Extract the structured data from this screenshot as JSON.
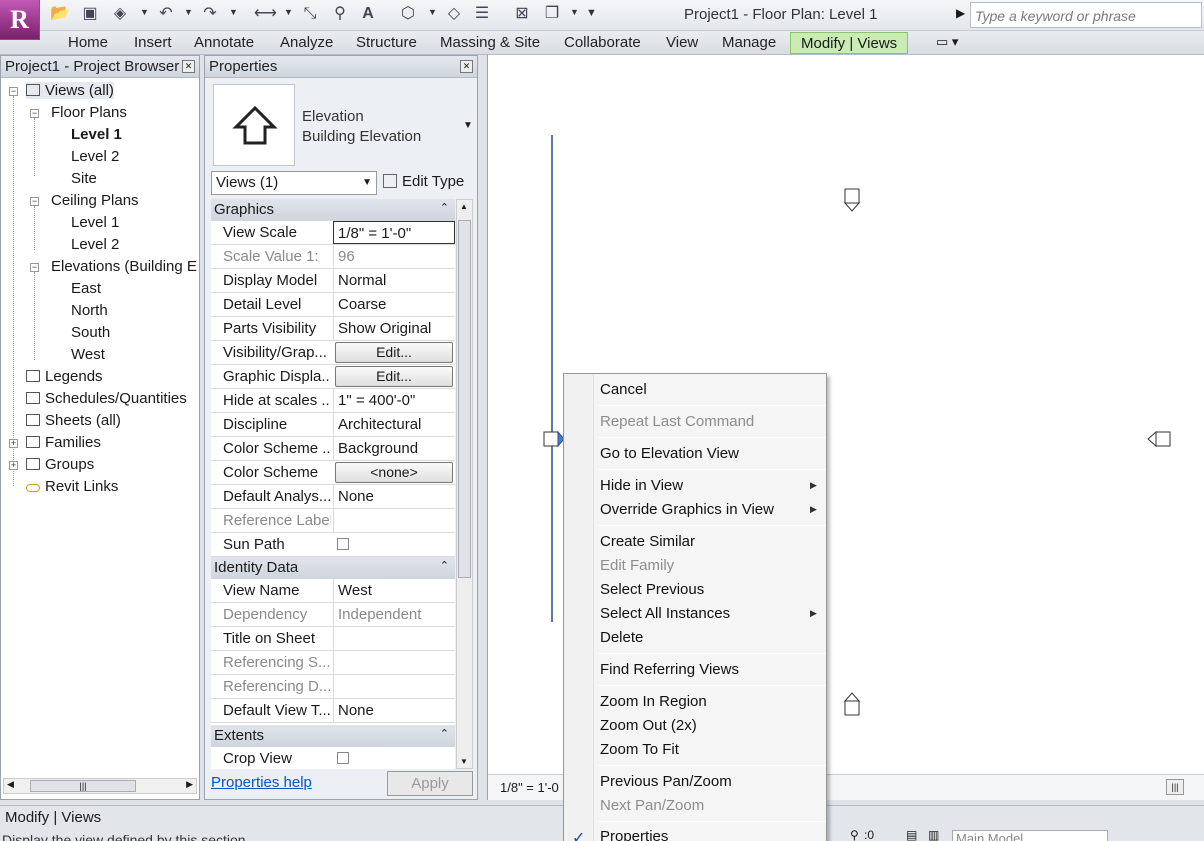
{
  "window": {
    "title": "Project1 - Floor Plan: Level 1",
    "search_placeholder": "Type a keyword or phrase"
  },
  "ribbon": {
    "tabs": [
      "Home",
      "Insert",
      "Annotate",
      "Analyze",
      "Structure",
      "Massing & Site",
      "Collaborate",
      "View",
      "Manage"
    ],
    "active_tab": "Modify | Views"
  },
  "browser": {
    "title": "Project1 - Project Browser",
    "items": [
      {
        "label": "Views (all)"
      },
      {
        "label": "Floor Plans"
      },
      {
        "label": "Level 1"
      },
      {
        "label": "Level 2"
      },
      {
        "label": "Site"
      },
      {
        "label": "Ceiling Plans"
      },
      {
        "label": "Level 1"
      },
      {
        "label": "Level 2"
      },
      {
        "label": "Elevations (Building Elevation)"
      },
      {
        "label": "East"
      },
      {
        "label": "North"
      },
      {
        "label": "South"
      },
      {
        "label": "West"
      },
      {
        "label": "Legends"
      },
      {
        "label": "Schedules/Quantities"
      },
      {
        "label": "Sheets (all)"
      },
      {
        "label": "Families"
      },
      {
        "label": "Groups"
      },
      {
        "label": "Revit Links"
      }
    ]
  },
  "properties": {
    "title": "Properties",
    "type_line1": "Elevation",
    "type_line2": "Building Elevation",
    "selector": "Views (1)",
    "edit_type": "Edit Type",
    "groups": {
      "graphics": "Graphics",
      "identity": "Identity Data",
      "extents": "Extents"
    },
    "rows": [
      {
        "name": "View Scale",
        "value": "1/8\" = 1'-0\""
      },
      {
        "name": "Scale Value    1:",
        "value": "96"
      },
      {
        "name": "Display Model",
        "value": "Normal"
      },
      {
        "name": "Detail Level",
        "value": "Coarse"
      },
      {
        "name": "Parts Visibility",
        "value": "Show Original"
      },
      {
        "name": "Visibility/Grap...",
        "value": "Edit..."
      },
      {
        "name": "Graphic Displa...",
        "value": "Edit..."
      },
      {
        "name": "Hide at scales ...",
        "value": "1\" = 400'-0\""
      },
      {
        "name": "Discipline",
        "value": "Architectural"
      },
      {
        "name": "Color Scheme ...",
        "value": "Background"
      },
      {
        "name": "Color Scheme",
        "value": "<none>"
      },
      {
        "name": "Default Analys...",
        "value": "None"
      },
      {
        "name": "Reference Label",
        "value": ""
      },
      {
        "name": "Sun Path",
        "value": ""
      },
      {
        "name": "View Name",
        "value": "West"
      },
      {
        "name": "Dependency",
        "value": "Independent"
      },
      {
        "name": "Title on Sheet",
        "value": ""
      },
      {
        "name": "Referencing S...",
        "value": ""
      },
      {
        "name": "Referencing D...",
        "value": ""
      },
      {
        "name": "Default View T...",
        "value": "None"
      },
      {
        "name": "Crop View",
        "value": ""
      }
    ],
    "help": "Properties help",
    "apply": "Apply"
  },
  "canvas": {
    "scale": "1/8\" = 1'-0"
  },
  "status": {
    "label": "Modify | Views",
    "hint": "Display the view defined by this section.",
    "zero": ":0",
    "model": "Main Model"
  },
  "context_menu": {
    "items": [
      "Cancel",
      "Repeat Last Command",
      "Go to Elevation View",
      "Hide in View",
      "Override Graphics in View",
      "Create Similar",
      "Edit Family",
      "Select Previous",
      "Select All Instances",
      "Delete",
      "Find Referring Views",
      "Zoom In Region",
      "Zoom Out (2x)",
      "Zoom To Fit",
      "Previous Pan/Zoom",
      "Next Pan/Zoom",
      "Properties"
    ]
  },
  "colors": {
    "active_tab": "#c8ecb4",
    "check": "#1e4aa8"
  }
}
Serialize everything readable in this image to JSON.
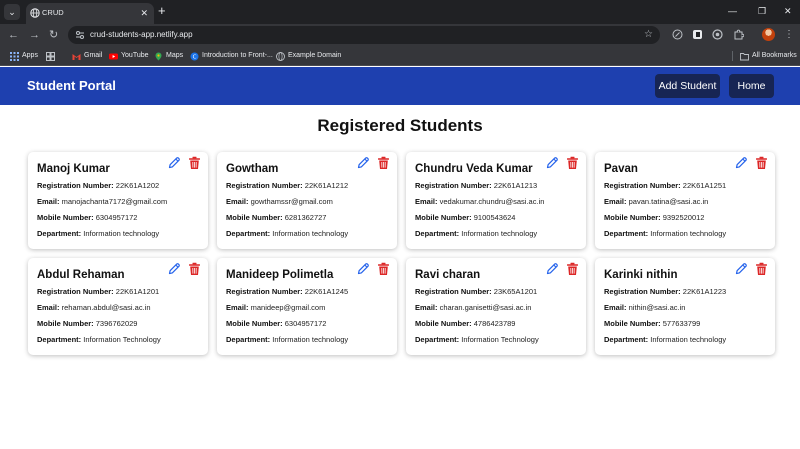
{
  "browser": {
    "tab_menu_icon": "chevron-down-icon",
    "tab_title": "CRUD",
    "url": "crud-students-app.netlify.app",
    "bookmarks": [
      {
        "label": "Apps",
        "icon": "apps-grid-icon"
      },
      {
        "label": "",
        "icon": "tab-groups-icon"
      },
      {
        "label": "Gmail",
        "icon": "gmail-icon",
        "color": "#ea4335"
      },
      {
        "label": "YouTube",
        "icon": "youtube-icon",
        "color": "#ff0000"
      },
      {
        "label": "Maps",
        "icon": "maps-icon",
        "color": "#34a853"
      },
      {
        "label": "Introduction to Front-...",
        "icon": "site-icon",
        "color": "#1a73e8"
      },
      {
        "label": "Example Domain",
        "icon": "globe-icon"
      }
    ],
    "all_bookmarks": "All Bookmarks"
  },
  "header": {
    "brand": "Student Portal",
    "add_student": "Add Student",
    "home": "Home",
    "color": "#1e40af",
    "button_color": "#172554"
  },
  "main": {
    "title": "Registered Students",
    "labels": {
      "reg": "Registration Number:",
      "email": "Email:",
      "mobile": "Mobile Number:",
      "dept": "Department:"
    },
    "students": [
      {
        "name": "Manoj Kumar",
        "reg": "22K61A1202",
        "email": "manojachanta7172@gmail.com",
        "mobile": "6304957172",
        "dept": "Information technology"
      },
      {
        "name": "Gowtham",
        "reg": "22K61A1212",
        "email": "gowthamssr@gmail.com",
        "mobile": "6281362727",
        "dept": "Information technology"
      },
      {
        "name": "Chundru Veda Kumar",
        "reg": "22K61A1213",
        "email": "vedakumar.chundru@sasi.ac.in",
        "mobile": "9100543624",
        "dept": "Information technology"
      },
      {
        "name": "Pavan",
        "reg": "22K61A1251",
        "email": "pavan.tatina@sasi.ac.in",
        "mobile": "9392520012",
        "dept": "Information technology"
      },
      {
        "name": "Abdul Rehaman",
        "reg": "22K61A1201",
        "email": "rehaman.abdul@sasi.ac.in",
        "mobile": "7396762029",
        "dept": "Information Technology"
      },
      {
        "name": "Manideep Polimetla",
        "reg": "22K61A1245",
        "email": "manideep@gmail.com",
        "mobile": "6304957172",
        "dept": "Information technology"
      },
      {
        "name": "Ravi charan",
        "reg": "23K65A1201",
        "email": "charan.ganisetti@sasi.ac.in",
        "mobile": "4786423789",
        "dept": "Information Technology"
      },
      {
        "name": "Karinki nithin",
        "reg": "22K61A1223",
        "email": "nithin@sasi.ac.in",
        "mobile": "577633799",
        "dept": "Information technology"
      }
    ],
    "edit_color": "#2563eb",
    "delete_color": "#dc2626"
  }
}
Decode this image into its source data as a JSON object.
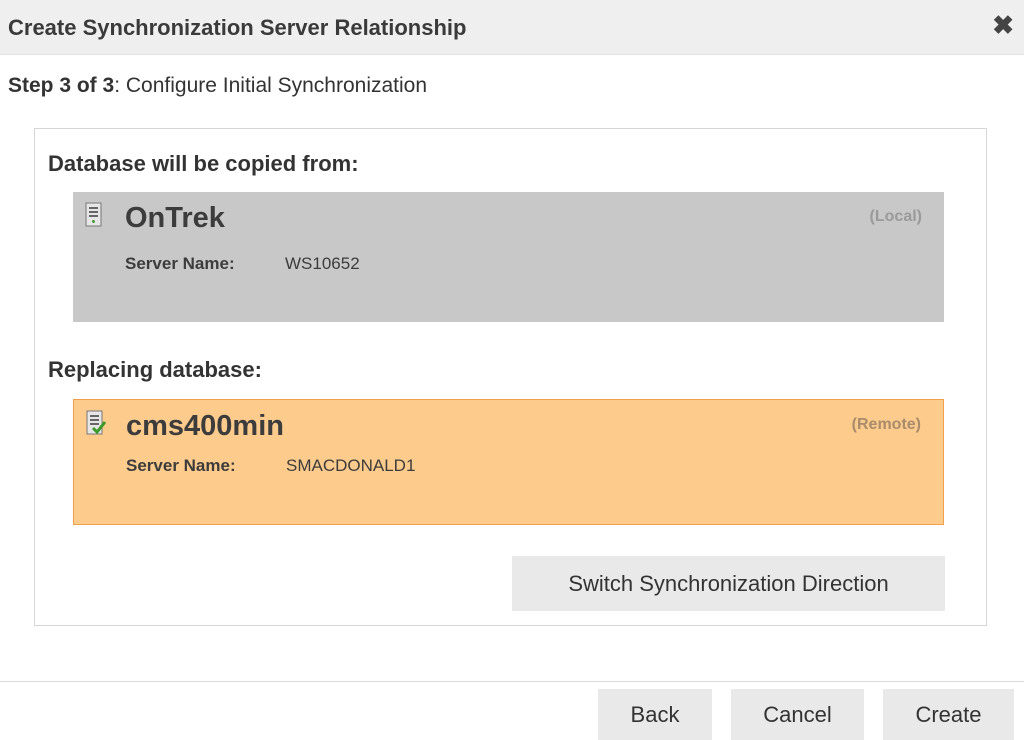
{
  "dialog": {
    "title": "Create Synchronization Server Relationship",
    "close_icon": "close-icon"
  },
  "step": {
    "prefix": "Step 3 of 3",
    "text": ": Configure Initial Synchronization"
  },
  "source": {
    "label": "Database will be copied from:",
    "name": "OnTrek",
    "tag": "(Local)",
    "server_label": "Server Name:",
    "server_value": "WS10652",
    "icon": "database-server-icon"
  },
  "target": {
    "label": "Replacing database:",
    "name": "cms400min",
    "tag": "(Remote)",
    "server_label": "Server Name:",
    "server_value": "SMACDONALD1",
    "icon": "database-server-check-icon"
  },
  "buttons": {
    "switch": "Switch Synchronization Direction",
    "back": "Back",
    "cancel": "Cancel",
    "create": "Create"
  },
  "colors": {
    "source_bg": "#c8c8c8",
    "target_bg": "#fdcb8c",
    "target_border": "#f0a04b"
  }
}
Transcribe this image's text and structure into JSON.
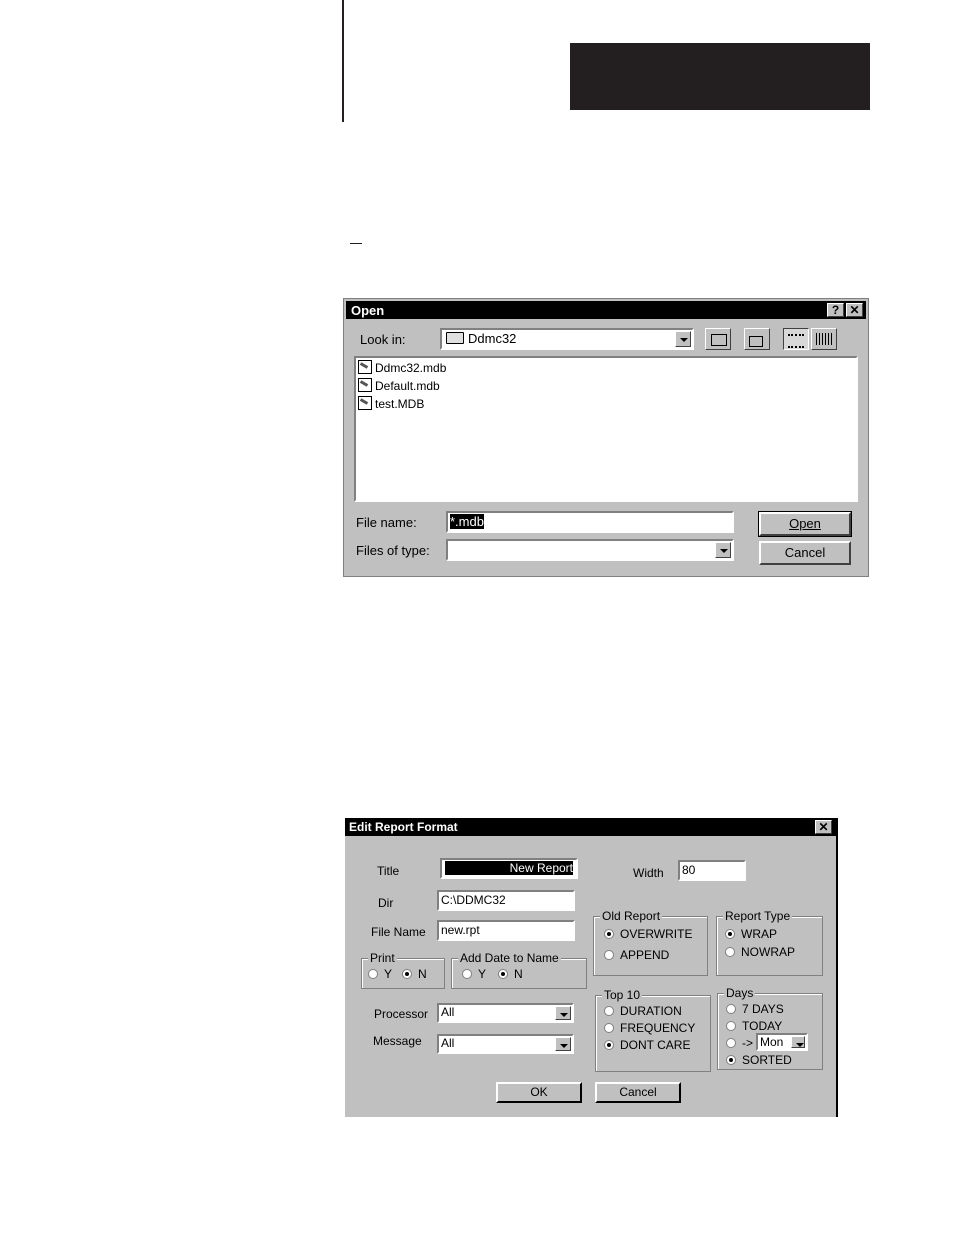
{
  "open_dialog": {
    "title": "Open",
    "help_button": "?",
    "close_button": "✕",
    "look_in_label": "Look in:",
    "look_in_value": "Ddmc32",
    "files": [
      "Ddmc32.mdb",
      "Default.mdb",
      "test.MDB"
    ],
    "file_name_label": "File name:",
    "file_name_value": "*.mdb",
    "files_of_type_label": "Files of type:",
    "files_of_type_value": "",
    "open_button": "Open",
    "cancel_button": "Cancel"
  },
  "edit_dialog": {
    "title": "Edit Report Format",
    "close_button": "✕",
    "title_label": "Title",
    "title_value": "New Report",
    "dir_label": "Dir",
    "dir_value": "C:\\DDMC32",
    "filename_label": "File Name",
    "filename_value": "new.rpt",
    "width_label": "Width",
    "width_value": "80",
    "print_group": {
      "label": "Print",
      "options": [
        "Y",
        "N"
      ],
      "selected": "N"
    },
    "add_date_group": {
      "label": "Add Date to Name",
      "options": [
        "Y",
        "N"
      ],
      "selected": "N"
    },
    "old_report_group": {
      "label": "Old Report",
      "options": [
        "OVERWRITE",
        "APPEND"
      ],
      "selected": "OVERWRITE"
    },
    "report_type_group": {
      "label": "Report Type",
      "options": [
        "WRAP",
        "NOWRAP"
      ],
      "selected": "WRAP"
    },
    "top10_group": {
      "label": "Top 10",
      "options": [
        "DURATION",
        "FREQUENCY",
        "DONT CARE"
      ],
      "selected": "DONT CARE"
    },
    "days_group": {
      "label": "Days",
      "options": [
        "7 DAYS",
        "TODAY",
        "->",
        "SORTED"
      ],
      "selected": "SORTED",
      "day_select_value": "Mon"
    },
    "processor_label": "Processor",
    "processor_value": "All",
    "message_label": "Message",
    "message_value": "All",
    "ok_button": "OK",
    "cancel_button": "Cancel"
  }
}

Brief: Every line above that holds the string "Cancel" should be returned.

Answer to this exercise:
      "Cancel",
    "cancel": "Cancel",
    "cancel_button": "Cancel"
    "cancel_button": "Cancel"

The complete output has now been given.